Weight training as the Key for Inner Peace
After a stressful day at work, you are finally back home. Your mind is starting to powerfully re-focus, your stress is reducing, and your adrenalin is slowly starting to rise. Meanwhile your shake is almost ready in the kitchen as the vanilla flavored whey protein is blending with some oatmeal and water. The afternoon’s training session is just minutes away and your desire to wage war in the gym… to lift heavy and intense is starting rise.
When it comes to strength training or bodybuilding there is one thing that is rarely mentioned. I’m thinking of the psychological benefits of training, because there are more things to lifting weights than just building muscles or the ability to increase your physical strength.
When one has been training for a while, the gym starts to become “a getaway” – a holy ground to turn the light from the outside world out for a period of time – somewhere as we go to war against our inner demons and stress from the past and present… a place where we do more things that just lift heavy and intense.
After an intense training session and winning that inner war, the paycheck arrives, containing both endorphins and more structured thoughts and fewer demons around. With a mind and easy and calm thoughts, we can work or study better, be healthier and handle our stressful obligations. This is also something that builds confidence and self-esteem.
When it comes to fostering positive psychological effects, I would not be surprise if weight training is close to – or even better than – the outcomes from meditation, especially regarding variables like better focus and inner peace. This powerful variable helps us cope with our personal ups and downs throughout life.
“Training gives us an outlet for suppressed energies created by stress and thus tones the spirit just as exercise conditions the body.” – Arnold Schwarzenegger.
People who train are maybe more fortunate than we think – because from observing bodybuilding for 20 years, everyone I know has felt the feeling of walking into the gym feeling kind of low or sad and then leaving after the training session with both an inner smile and a face to match it. For many of us it’s a kind of therapy throughout the ups and downs of life, thereby it’s very valuable to carry on with weight training through the rest of our lives.
My advice for beginners or those who are curious about starting to build muscles and strength is to recognize that there is an even greater outcome from training than added muscle and strength and that includes important psychological benefits.
Regarding our industry, I believe that mental aspects are marketing pitches for bodybuilding and weight training when it comes to making fitness more respected through the mainstream.

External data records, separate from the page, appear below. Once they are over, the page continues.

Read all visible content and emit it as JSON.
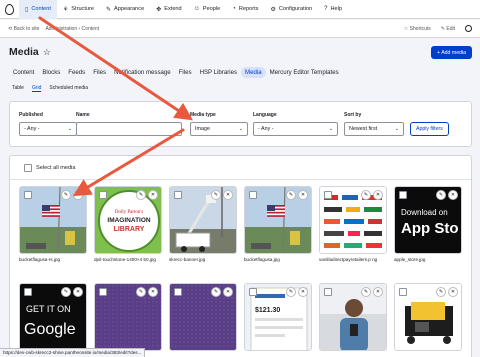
{
  "topnav": [
    {
      "label": "Content",
      "icon": "document-icon",
      "glyph": "▯",
      "active": true
    },
    {
      "label": "Structure",
      "icon": "structure-icon",
      "glyph": "⚘",
      "active": false
    },
    {
      "label": "Appearance",
      "icon": "brush-icon",
      "glyph": "✎",
      "active": false
    },
    {
      "label": "Extend",
      "icon": "puzzle-icon",
      "glyph": "✥",
      "active": false
    },
    {
      "label": "People",
      "icon": "people-icon",
      "glyph": "☺",
      "active": false
    },
    {
      "label": "Reports",
      "icon": "chart-icon",
      "glyph": "◔",
      "active": false
    },
    {
      "label": "Configuration",
      "icon": "wrench-icon",
      "glyph": "⚙",
      "active": false
    },
    {
      "label": "Help",
      "icon": "help-icon",
      "glyph": "?",
      "active": false
    }
  ],
  "secbar": {
    "back": "⟲ Back to site",
    "breadcrumb": "Administration › Content",
    "shortcuts": "☆ Shortcuts",
    "edit": "✎ Edit"
  },
  "page": {
    "title": "Media",
    "star": "☆",
    "add_button": "+ Add media"
  },
  "primary_tabs": [
    "Content",
    "Blocks",
    "Feeds",
    "Files",
    "Notification message",
    "Files",
    "HSP Libraries",
    "Media",
    "Mercury Editor Templates"
  ],
  "primary_active": 7,
  "secondary_tabs": [
    "Table",
    "Grid",
    "Scheduled media"
  ],
  "secondary_active": 1,
  "filters": {
    "published": {
      "label": "Published",
      "value": "- Any -"
    },
    "name": {
      "label": "Name",
      "value": ""
    },
    "media_type": {
      "label": "Media type",
      "value": "Image"
    },
    "language": {
      "label": "Language",
      "value": "- Any -"
    },
    "sort_by": {
      "label": "Sort by",
      "value": "Newest first"
    },
    "apply": "Apply filters"
  },
  "grid": {
    "select_all": "Select all media",
    "items": [
      {
        "name": "bucketflagusa-rs.jpg",
        "thumb": "flag-pole"
      },
      {
        "name": "dpil-touchstone-1400×4 50.jpg",
        "thumb": "imagination-library"
      },
      {
        "name": "skrecc-banner.jpg",
        "thumb": "bucket-truck"
      },
      {
        "name": "bucketflagusa.jpg",
        "thumb": "flag-pole"
      },
      {
        "name": "vanilladirectpayretailers.p ng",
        "thumb": "retailer-logos"
      },
      {
        "name": "apple_store.jpg",
        "thumb": "app-store"
      },
      {
        "name": "",
        "thumb": "google-play"
      },
      {
        "name": "",
        "thumb": "purple"
      },
      {
        "name": "",
        "thumb": "purple"
      },
      {
        "name": "",
        "thumb": "phone-app"
      },
      {
        "name": "",
        "thumb": "person-phone"
      },
      {
        "name": "",
        "thumb": "generator"
      }
    ]
  },
  "thumb_text": {
    "imagination": "IMAGINATION",
    "library": "LIBRARY",
    "download": "Download on",
    "appstore": "App Sto",
    "getit": "GET IT ON",
    "google": "Google",
    "phone_amount": "$121.30"
  },
  "status_url": "https://dev-cwb-skrecc2-shine.pantheonsite.io/media/383/edit?des...",
  "colors": {
    "accent": "#003ecc",
    "arrow": "#e8593f"
  }
}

Who knows? Perhaps the fitness culture in the future will start to measure the mental advantages of weight training a lot more than we do today. Yes, the psychological benefits may be just as important in the game of weight training as building strength and muscles – there is a powerful mind to be derived from it all!
“The psychological tools I’ve gained from bodybuilding will never atrophy.” – Tom Platz